Note that care should be taken when using this procedure to clean the top of the disc (label side). If there is any label flaking or slight delamination of the top layers, the force of the compressed air will cause the layers to blow off of the disc and ruin it. Debris on the top side of the disc will not interfere will the laser light beam reading the disc, but the removal of the debris will ensure the equipment does not get contaminated.
If the debris cannot be removed with the compressed air, then wiping is required for cleaning compact discs and other optical disc media. Wiping to remove contaminants should only be performed with a soft non abrasive cloth. Some cloths are sold especially for wiping compact discs. An example of these cloths is shown in the photograph below. These wiping cloths are very soft to limit scratching as much as possible and do not leave behind any lint. Use of any other type of cloth such as tissues or paper towels or other fabrics are likely to be too abrasive and lead to scratching of the disc.
When cleaning discs, the wiping should be only as hard as required to remove the debris. The wiping should be in a radial direction starting from the hub and ending at the outer portion of the disc. The wiping should not be in a circular direction. The reason for this is that in case the disc is scratched with wiping, a radial scratch is much less problematic than a circular scratch when it comes to disc performance. This is primarily due to the error correction system associated with optical discs. Circular scratches follow the direction of play. Therefore, this creates many errors in sequence, which is problematic for the error correction system. If a radial scratch is formed, this is more of a random error situation and the error correction system can readily deal with this scenario.

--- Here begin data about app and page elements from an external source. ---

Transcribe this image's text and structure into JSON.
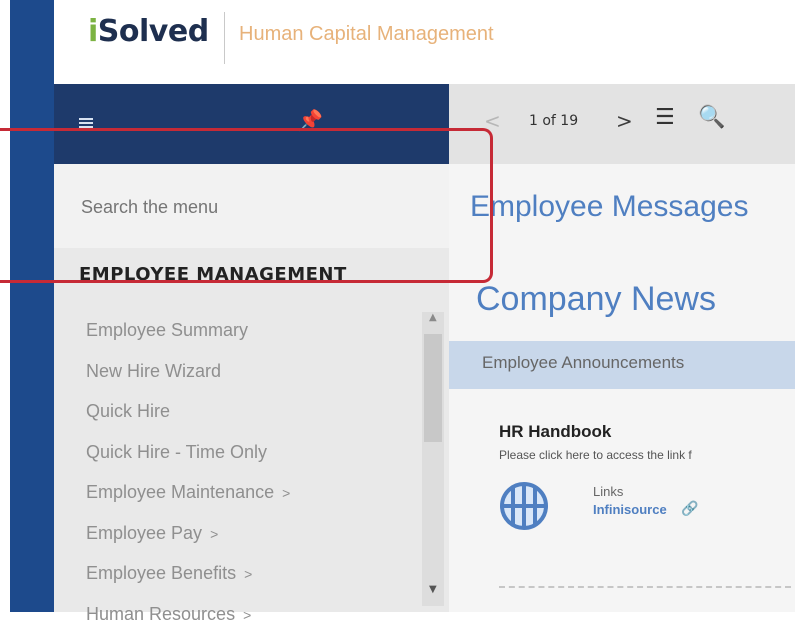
{
  "brand": {
    "logo_i": "i",
    "logo_rest": "Solved",
    "app_name": "Human Capital Management"
  },
  "menu": {
    "search_placeholder": "Search the menu",
    "section_title": "EMPLOYEE MANAGEMENT",
    "items": [
      {
        "label": "Employee Summary",
        "submenu": false
      },
      {
        "label": "New Hire Wizard",
        "submenu": false
      },
      {
        "label": "Quick Hire",
        "submenu": false
      },
      {
        "label": "Quick Hire - Time Only",
        "submenu": false
      },
      {
        "label": "Employee Maintenance",
        "submenu": true
      },
      {
        "label": "Employee Pay",
        "submenu": true
      },
      {
        "label": "Employee Benefits",
        "submenu": true
      },
      {
        "label": "Human Resources",
        "submenu": true
      }
    ],
    "submenu_chevron": ">"
  },
  "toolbar": {
    "page_indicator": "1 of 19",
    "prev_icon": "<",
    "next_icon": ">"
  },
  "content": {
    "title": "Employee Messages",
    "company_news": "Company News",
    "announcements_label": "Employee Announcements",
    "hr_title": "HR Handbook",
    "hr_desc": "Please click here to access the link f",
    "links_label": "Links",
    "link_text": "Infinisource"
  },
  "colors": {
    "nav_blue": "#1d4a8c",
    "menu_header": "#1e3a6b",
    "accent_blue": "#4f7fc1",
    "highlight_red": "#c62a36"
  }
}
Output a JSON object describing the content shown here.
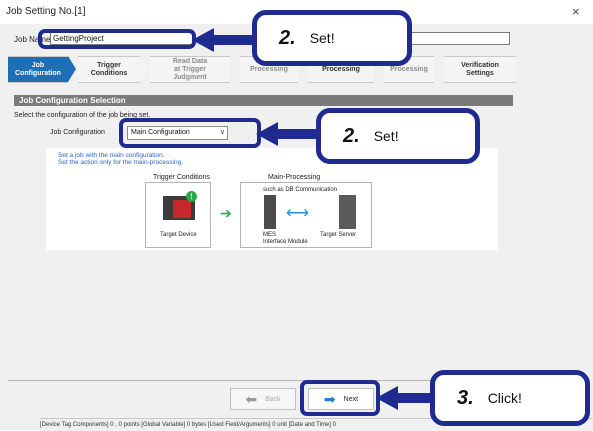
{
  "window": {
    "title": "Job Setting No.[1]",
    "close": "×"
  },
  "job_name": {
    "label": "Job Name",
    "value": "GettingProject"
  },
  "tabs": [
    {
      "label": "Job\nConfiguration",
      "active": true
    },
    {
      "label": "Trigger\nConditions"
    },
    {
      "label": "Read Data\nat Trigger\nJudgment"
    },
    {
      "label": "Processing"
    },
    {
      "label": "Processing"
    },
    {
      "label": "Processing"
    },
    {
      "label": "Verification\nSettings"
    }
  ],
  "section": {
    "header": "Job Configuration Selection",
    "prompt": "Select the configuration of the job being set.",
    "config_label": "Job Configuration",
    "config_value": "Main Configuration"
  },
  "description": {
    "line1": "Set a job with the main configuration.",
    "line2": "Set the action only for the main-processing."
  },
  "diagram": {
    "trigger_title": "Trigger Conditions",
    "target_device": "Target Device",
    "main_title": "Main-Processing",
    "db_comm": "such as DB Communication",
    "mes": "MES\nInterface Module",
    "server": "Target Server"
  },
  "buttons": {
    "back": "Back",
    "next": "Next"
  },
  "statusbar": "[Device Tag Components] 0 ,  0 points  [Global Variable]  0 bytes  [Used Field/Arguments]  0 unit  [Date and Time]  0",
  "callouts": [
    {
      "num": "2.",
      "text": "Set!"
    },
    {
      "num": "2.",
      "text": "Set!"
    },
    {
      "num": "3.",
      "text": "Click!"
    }
  ],
  "colors": {
    "accent": "#1e6fb5",
    "callout_border": "#1f2b8f",
    "green": "#2aa843"
  }
}
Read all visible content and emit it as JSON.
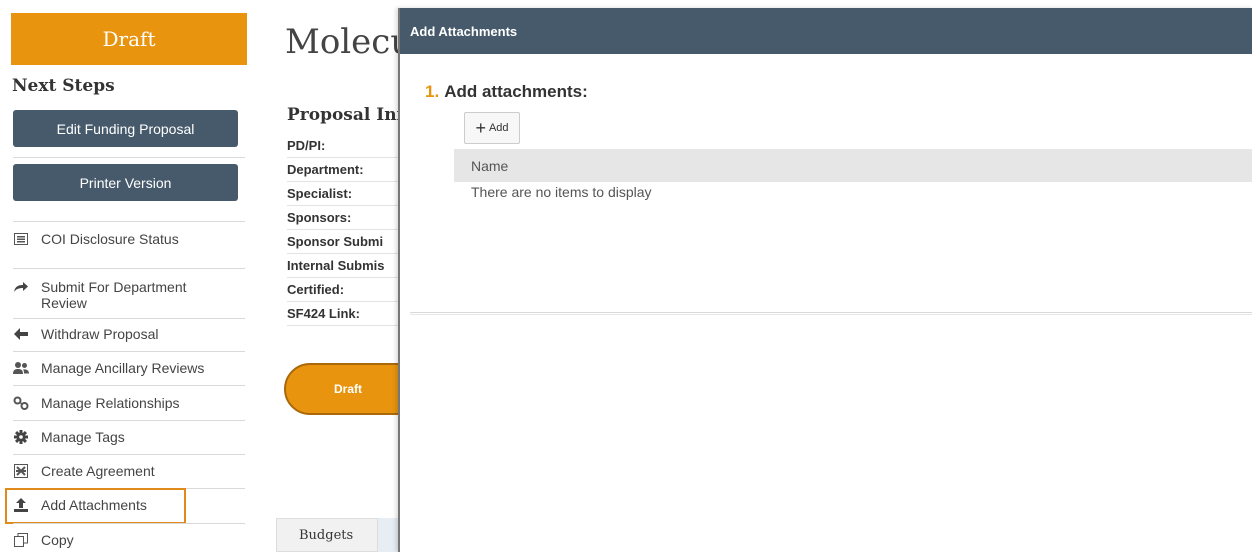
{
  "sidebar": {
    "status": "Draft",
    "next_steps_heading": "Next Steps",
    "buttons": {
      "edit_funding_proposal": "Edit Funding Proposal",
      "printer_version": "Printer Version"
    },
    "actions": [
      {
        "label": "COI Disclosure Status",
        "icon": "list-icon"
      },
      {
        "label": "Submit For Department Review",
        "icon": "share-arrow-icon"
      },
      {
        "label": "Withdraw Proposal",
        "icon": "arrow-left-icon"
      },
      {
        "label": "Manage Ancillary Reviews",
        "icon": "users-icon"
      },
      {
        "label": "Manage Relationships",
        "icon": "relationship-icon"
      },
      {
        "label": "Manage Tags",
        "icon": "gear-icon"
      },
      {
        "label": "Create Agreement",
        "icon": "agreement-icon"
      },
      {
        "label": "Add Attachments",
        "icon": "upload-icon"
      },
      {
        "label": "Copy",
        "icon": "copy-icon"
      }
    ],
    "highlight_color": "#e08a1c"
  },
  "page": {
    "title": "Molecu",
    "section_title": "Proposal Info",
    "fields": [
      "PD/PI:",
      "Department:",
      "Specialist:",
      "Sponsors:",
      "Sponsor Submi",
      "Internal Submis",
      "Certified:",
      "SF424 Link:"
    ],
    "status_pill": "Draft",
    "tabs": [
      "Budgets"
    ]
  },
  "modal": {
    "title": "Add Attachments",
    "step_number": "1.",
    "step_label": "Add attachments:",
    "add_button_label": "Add",
    "table": {
      "columns": [
        "Name"
      ],
      "empty_message": "There are no items to display"
    }
  },
  "colors": {
    "accent_orange": "#e8940f",
    "header_slate": "#465a6b"
  }
}
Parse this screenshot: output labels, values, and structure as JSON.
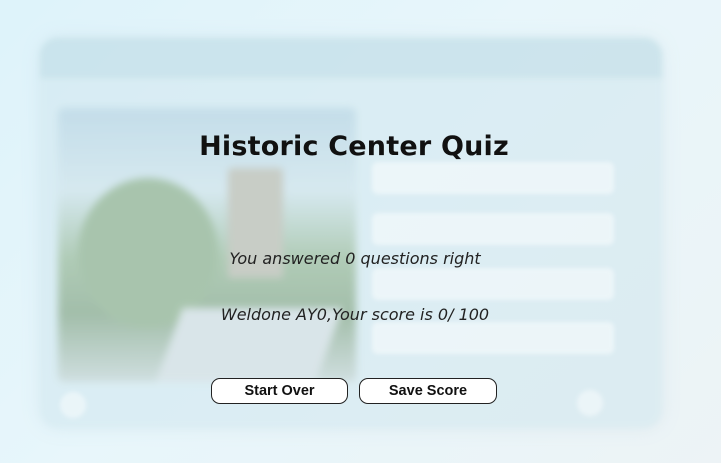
{
  "quiz": {
    "title": "Historic Center Quiz",
    "result_line": "You answered 0 questions right",
    "score_line": "Weldone AY0,Your score is 0/ 100"
  },
  "buttons": {
    "start_over": "Start Over",
    "save_score": "Save Score"
  },
  "colors": {
    "background": "#d7f1fb",
    "button_bg": "#ffffff",
    "button_border": "#222222",
    "text": "#111111"
  }
}
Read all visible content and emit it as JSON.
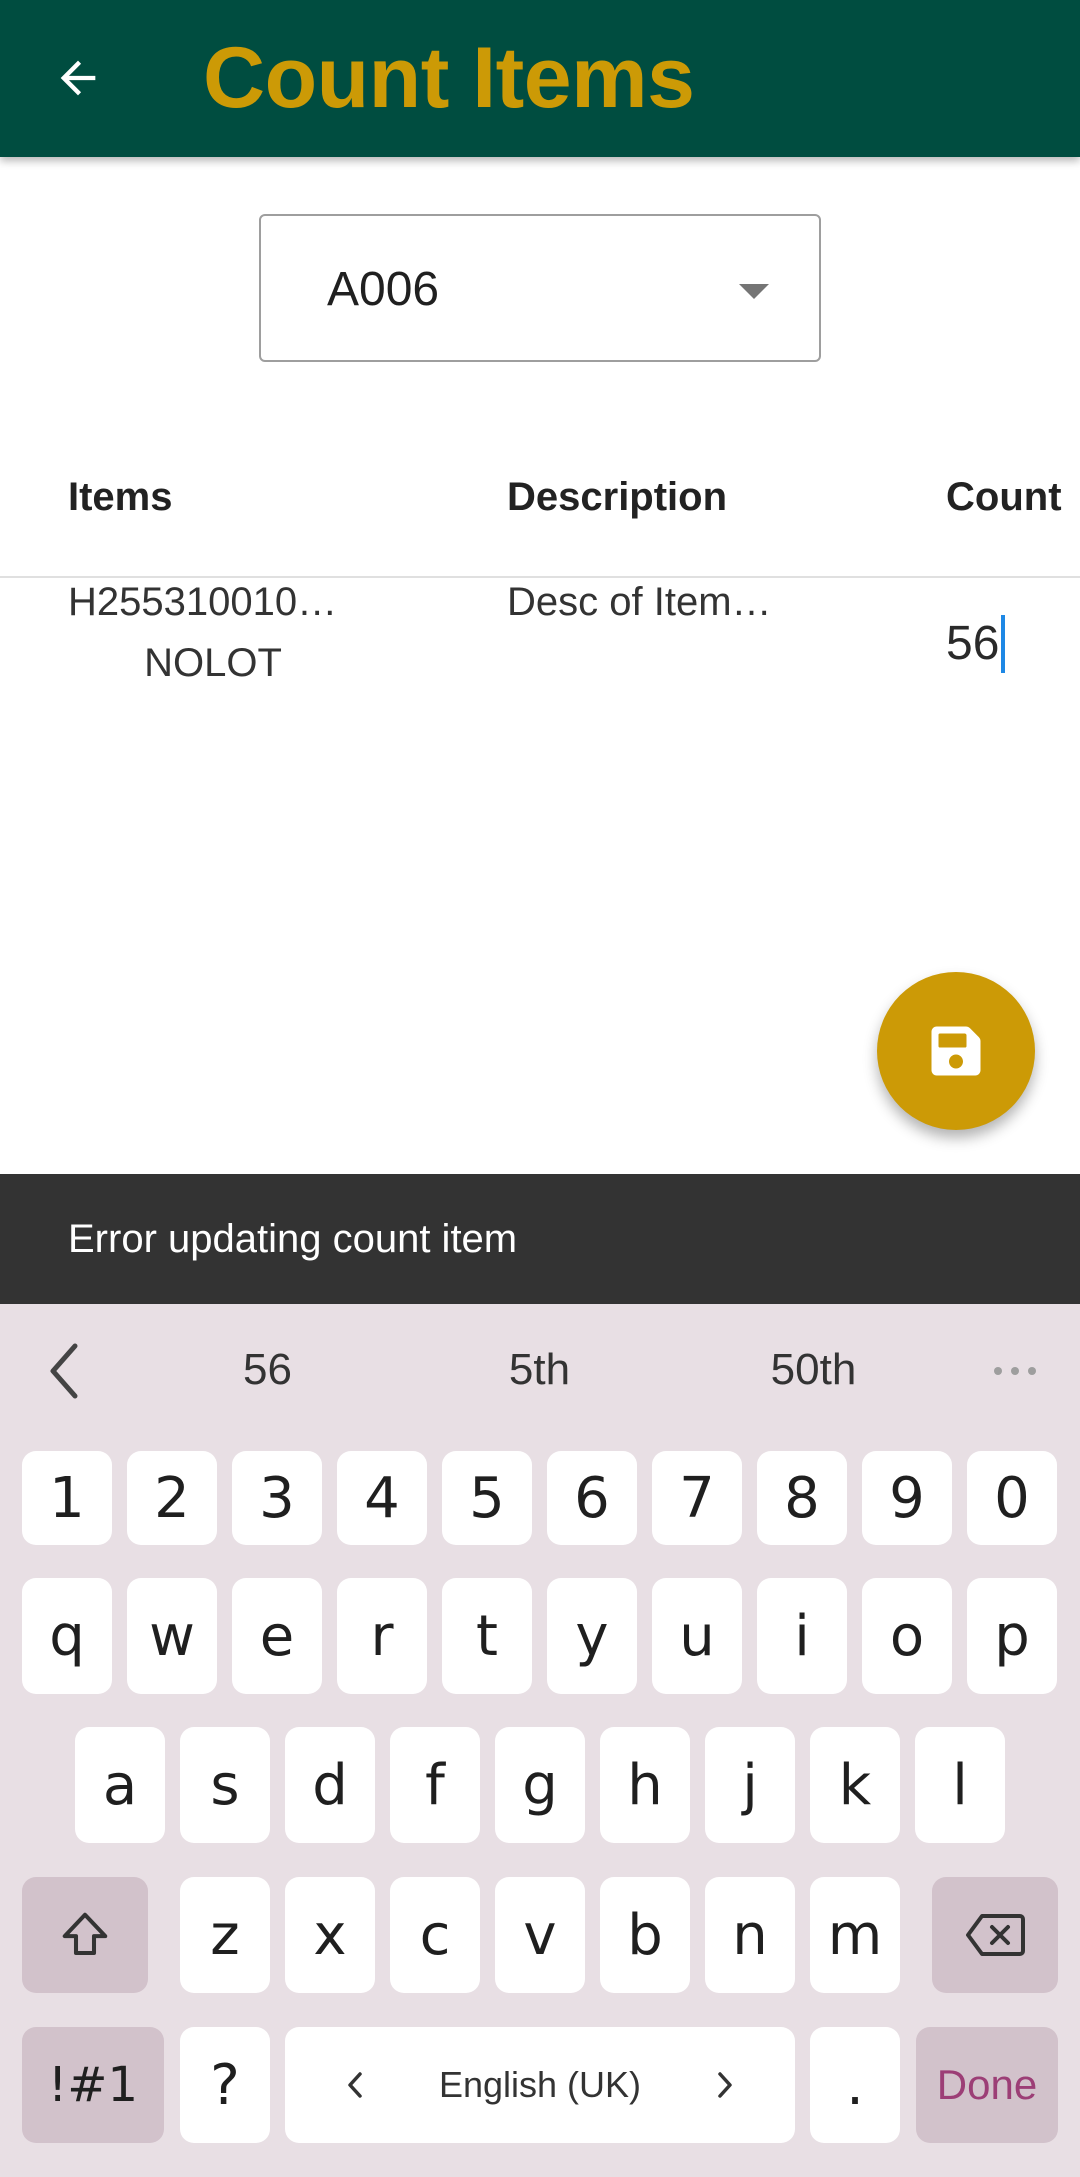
{
  "app_bar": {
    "title": "Count Items",
    "back_icon": "arrow-back-icon",
    "background_color": "#004d40",
    "title_color": "#cc9a06"
  },
  "location_select": {
    "value": "A006",
    "icon": "dropdown-arrow-icon"
  },
  "table": {
    "headers": [
      "Items",
      "Description",
      "Count"
    ],
    "rows": [
      {
        "item": "H255310010…",
        "lot": "NOLOT",
        "description": "Desc of Item…",
        "count": "56"
      }
    ]
  },
  "fab": {
    "icon": "save-icon",
    "color": "#cc9a06"
  },
  "snackbar": {
    "message": "Error updating count item"
  },
  "keyboard": {
    "suggestions": [
      "56",
      "5th",
      "50th"
    ],
    "row_numbers": [
      "1",
      "2",
      "3",
      "4",
      "5",
      "6",
      "7",
      "8",
      "9",
      "0"
    ],
    "row_top": [
      "q",
      "w",
      "e",
      "r",
      "t",
      "y",
      "u",
      "i",
      "o",
      "p"
    ],
    "row_middle": [
      "a",
      "s",
      "d",
      "f",
      "g",
      "h",
      "j",
      "k",
      "l"
    ],
    "row_bottom": [
      "z",
      "x",
      "c",
      "v",
      "b",
      "n",
      "m"
    ],
    "symbols_key": "!#1",
    "question_key": "?",
    "space_label": "English (UK)",
    "period_key": ".",
    "done_key": "Done",
    "accent_color": "#9c3e76"
  }
}
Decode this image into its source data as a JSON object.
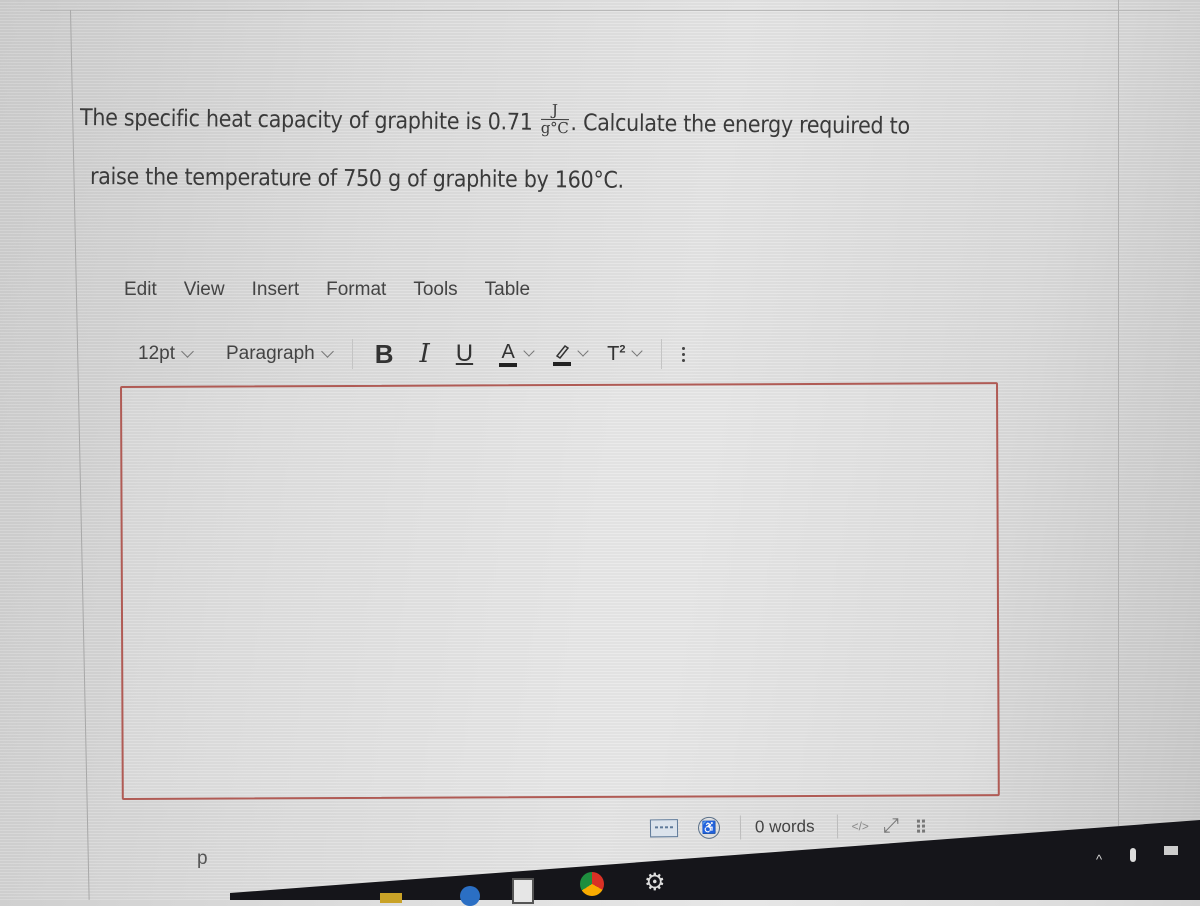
{
  "question": {
    "line1_before": "The specific heat capacity of graphite is 0.71",
    "unit_numerator": "J",
    "unit_denominator": "g°C",
    "line1_after": ". Calculate the energy required to",
    "line2": "raise the temperature of 750 g of graphite by 160°C."
  },
  "menubar": {
    "items": [
      {
        "label": "Edit"
      },
      {
        "label": "View"
      },
      {
        "label": "Insert"
      },
      {
        "label": "Format"
      },
      {
        "label": "Tools"
      },
      {
        "label": "Table"
      }
    ]
  },
  "toolbar": {
    "font_size": "12pt",
    "block_format": "Paragraph",
    "bold_label": "B",
    "italic_label": "I",
    "underline_label": "U",
    "text_color_label": "A",
    "superscript_label": "T",
    "superscript_mark": "2"
  },
  "editor": {
    "content": ""
  },
  "statusbar": {
    "word_count": "0 words",
    "code_label": "</>",
    "expand_glyph": "⤢",
    "accessibility_glyph": "♿",
    "path": "p"
  },
  "taskbar": {
    "icons": [
      "file-explorer-icon",
      "edge-icon",
      "store-icon",
      "chrome-icon",
      "settings-icon"
    ],
    "settings_glyph": "⚙"
  }
}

Cleaning discs is often required because of fingerprints on the discs. Fingerprints can be very disruptive to the laser light that reads the disc. Fingerprints may be removed with dry wiping with a soft cloth but this may only spread around the grease and not remove it. A wipe with a wet cloth or soapy wet cloth may be required. After the wiping, the disc surface can be blotted dry with a clean soft cloth and then any lint can be blown off gently with a compressed air duster. Blotting prevents the formation of water spots.
Immersing the disc completely in water for cleaning compact discs should be avoided if possible. However, if there is a lot of greasy dirt/debris on the disc and the disc is intact and not damaged in any way, then immersing the disc in warm soapy water (dish washing liquid is fine) can be used to clean the disc. Once again any wiping should be in a radial direction. Ensure the disc is completely dry before playing it.
DVD formats or digital versatile disc formats started to become available in 1997 with the introduction of the DVD movie disc.
A DVD or CD Wallet and DVD CD album are two methods for storing optical discs. However, are these acceptable and safe methods for disc storage?
CD storage cases or CD jewel cases are the recommended way of storing your CDs or DVDs in order to prevent deterioration.